Get into the spirit of holiday baking with a visit to Young Chef’s Academy, where kids (and parents!) can learn some yummy baking tips.
My boys shook the raw eggs, trapping the yolks in their hands and letting the whites ooze through their slimed fingers. The whites collected in a blue bowl, and when the dripping stopped, they slid the yolks into a green bowl. Next, it was time to wash their hands, again.
Separating eggs was just one of the things my youngest kids learned at the Young Chef’s Academy. Located in Mason, Ohio, the academy offers KinderCooks for kids ages 3 – 5, Senior Chefs for 13-16 year olds, and Junior Chefs for the kids in between. There are also party packages and events for adults.
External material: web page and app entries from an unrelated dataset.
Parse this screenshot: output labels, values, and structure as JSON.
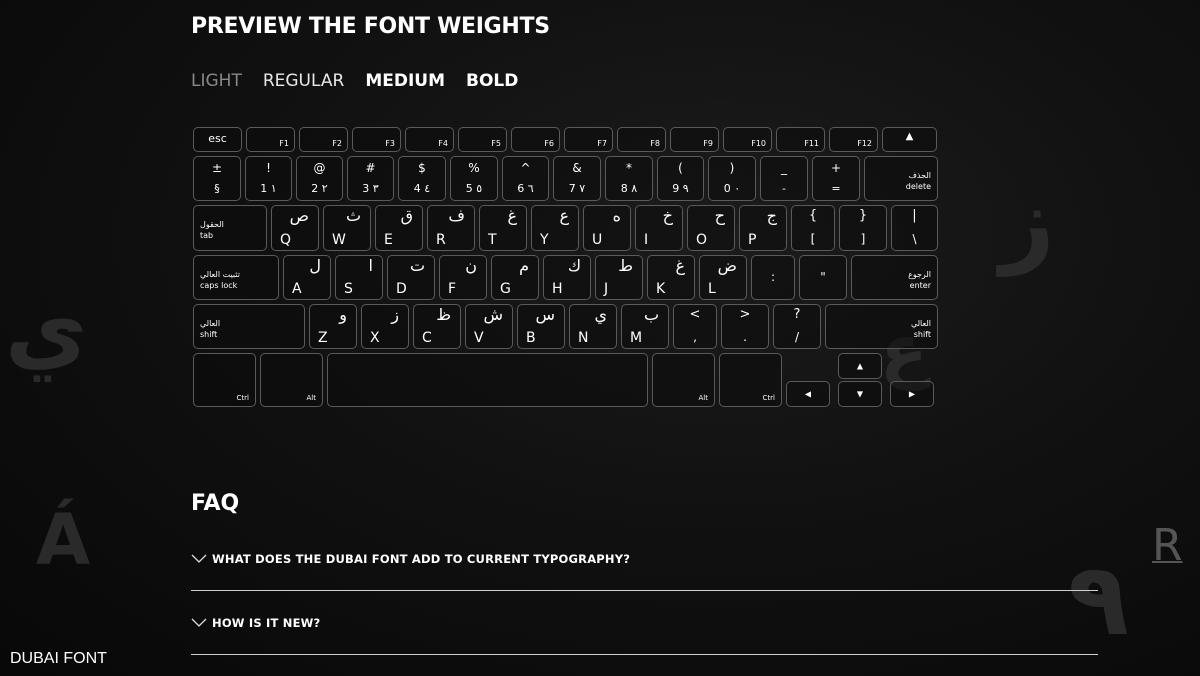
{
  "page_title": "PREVIEW THE FONT WEIGHTS",
  "weights": [
    "LIGHT",
    "REGULAR",
    "MEDIUM",
    "BOLD"
  ],
  "background_glyphs": [
    "ي",
    "ز",
    "ع",
    "Á",
    "٩"
  ],
  "trademark_mark": "R",
  "keyboard": {
    "function_row": [
      "esc",
      "F1",
      "F2",
      "F3",
      "F4",
      "F5",
      "F6",
      "F7",
      "F8",
      "F9",
      "F10",
      "F11",
      "F12",
      "▲"
    ],
    "number_row": [
      {
        "top": "±",
        "bottom": "§"
      },
      {
        "top": "!",
        "bottom": "1 ١"
      },
      {
        "top": "@",
        "bottom": "2 ٢"
      },
      {
        "top": "#",
        "bottom": "3 ٣"
      },
      {
        "top": "$",
        "bottom": "4 ٤"
      },
      {
        "top": "%",
        "bottom": "5 ٥"
      },
      {
        "top": "^",
        "bottom": "6 ٦"
      },
      {
        "top": "&",
        "bottom": "7 ٧"
      },
      {
        "top": "*",
        "bottom": "8 ٨"
      },
      {
        "top": "(",
        "bottom": "9 ٩"
      },
      {
        "top": ")",
        "bottom": "0 ٠"
      },
      {
        "top": "_",
        "bottom": "-"
      },
      {
        "top": "+",
        "bottom": "="
      }
    ],
    "delete": {
      "ar": "الحذف",
      "en": "delete"
    },
    "tab": {
      "ar": "الحقول",
      "en": "tab"
    },
    "qwerty_row": [
      {
        "en": "Q",
        "ar": "ص"
      },
      {
        "en": "W",
        "ar": "ث"
      },
      {
        "en": "E",
        "ar": "ق"
      },
      {
        "en": "R",
        "ar": "ف"
      },
      {
        "en": "T",
        "ar": "غ"
      },
      {
        "en": "Y",
        "ar": "ع"
      },
      {
        "en": "U",
        "ar": "ه"
      },
      {
        "en": "I",
        "ar": "خ"
      },
      {
        "en": "O",
        "ar": "ح"
      },
      {
        "en": "P",
        "ar": "ج"
      }
    ],
    "qwerty_row_extra": [
      {
        "top": "{",
        "bottom": "["
      },
      {
        "top": "}",
        "bottom": "]"
      },
      {
        "top": "|",
        "bottom": "\\"
      }
    ],
    "caps_lock": {
      "ar": "تثبيت العالي",
      "en": "caps lock"
    },
    "home_row": [
      {
        "en": "A",
        "ar": "ل"
      },
      {
        "en": "S",
        "ar": "ا"
      },
      {
        "en": "D",
        "ar": "ت"
      },
      {
        "en": "F",
        "ar": "ن"
      },
      {
        "en": "G",
        "ar": "م"
      },
      {
        "en": "H",
        "ar": "ك"
      },
      {
        "en": "J",
        "ar": "ط"
      },
      {
        "en": "K",
        "ar": "غ"
      },
      {
        "en": "L",
        "ar": "ض"
      }
    ],
    "home_row_extra": [
      ":",
      "\""
    ],
    "enter": {
      "ar": "الرجوع",
      "en": "enter"
    },
    "shift_left": {
      "ar": "العالي",
      "en": "shift"
    },
    "bottom_row": [
      {
        "en": "Z",
        "ar": "و"
      },
      {
        "en": "X",
        "ar": "ز"
      },
      {
        "en": "C",
        "ar": "ظ"
      },
      {
        "en": "V",
        "ar": "ش"
      },
      {
        "en": "B",
        "ar": "س"
      },
      {
        "en": "N",
        "ar": "ي"
      },
      {
        "en": "M",
        "ar": "ب"
      }
    ],
    "bottom_row_extra": [
      {
        "top": "<",
        "bottom": ","
      },
      {
        "top": ">",
        "bottom": "."
      },
      {
        "top": "?",
        "bottom": "/"
      }
    ],
    "shift_right": {
      "ar": "العالي",
      "en": "shift"
    },
    "space_row": [
      "Ctrl",
      "Alt",
      "Alt",
      "Ctrl"
    ],
    "arrows": [
      "▲",
      "◀",
      "▼",
      "▶"
    ]
  },
  "faq": {
    "title": "FAQ",
    "items": [
      "WHAT DOES THE DUBAI FONT ADD TO CURRENT TYPOGRAPHY?",
      "HOW IS IT NEW?"
    ]
  },
  "footer_brand": "DUBAI FONT"
}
Our Young Chef’s class lasted about an hour, and involved the creation and tasting of two delicious dishes. Before we arrived, I filled out registration and release forms and gave these to the kids’ teacher, Miss Chelesa. I stuck around for the class, but parents may simply drop
After greeting my boys, and introducing them to the other young chefs, who preferred to go by nicknames for the evening, Miss Chelsea tied white aprons on children and directed them to wash their hands. While we waited for any other arrivals, she invited the young chefs to peruse the evening’s two recipes, or to draw with markers until it was time to begin. In fact one little girl elected to continue drawing throughout the class, even on the refrigerator (with washable markers, I presume), and while she was gently invited back every step of the way, she was never pressured to participate.
Perhaps that’s because there are “no mean teachers” at Young Chef’s Academy, and no homework, “unless you want some, like eating what we cooked at home, or making the recipe again.” We learned these facts along with the rules, that include “No horseplay, no pushing, no shoving,” and “no cartwheels,” added the marker-wielding young lady. There’s also no running around with knives or scissors, or goofing off by the stove. Fortunately, the kids were well behaved, and Miss Chelsea never needed to remind anyone to follow these rules or “to respect themselves and others.”
Before beginning, Miss Chelsea asked for volunteers to read the recipe. They read it all the way through “so we know what we need, and what we’re doing.” From there, the class was very hands on. The kids did everything, working in teams, and on their own. They learned about measurements, wet and dry ingredients (I didn’t know sugar is a wet ingredient), how to whip egg whites, and how to fold them into other mixtures.
Time management played an important role in the class, too. The base for the egg pinwheels went into the oven, while work started on the muffins. Clean up, along with extra hand washing, happened throughout the class. Miss Chelsea offered precautions about salmonella, and other potential dangers, and used her sense of humor whenever possible. “We always wear gloves when we grate cheese, because the grater is super sharp and you don’t want bloody cheese.”
Fortunately, no bodily fluids or foreign substances landed in the food, though there was perhaps “too much nutmeg” in the Cinnamon Sugar Donut Muffins. We sampled these, along with the Egg Pinwheels stuffed with cheese and crumbled bacon, and some orange juice, and found them all very delicious, and a few days later the recipes arrived in my email, ready for us to try at home.
Young Chef’s Academy
6649 Western Row Rd. Mason, OH 45040
513-549-CHEF (2433) • email@example.com
Barbara Littner David is a local writer and mother of five. She is also the author of Cincinnati Trips for Kids, a collection of more than 40 great Cincinnat-area attractions.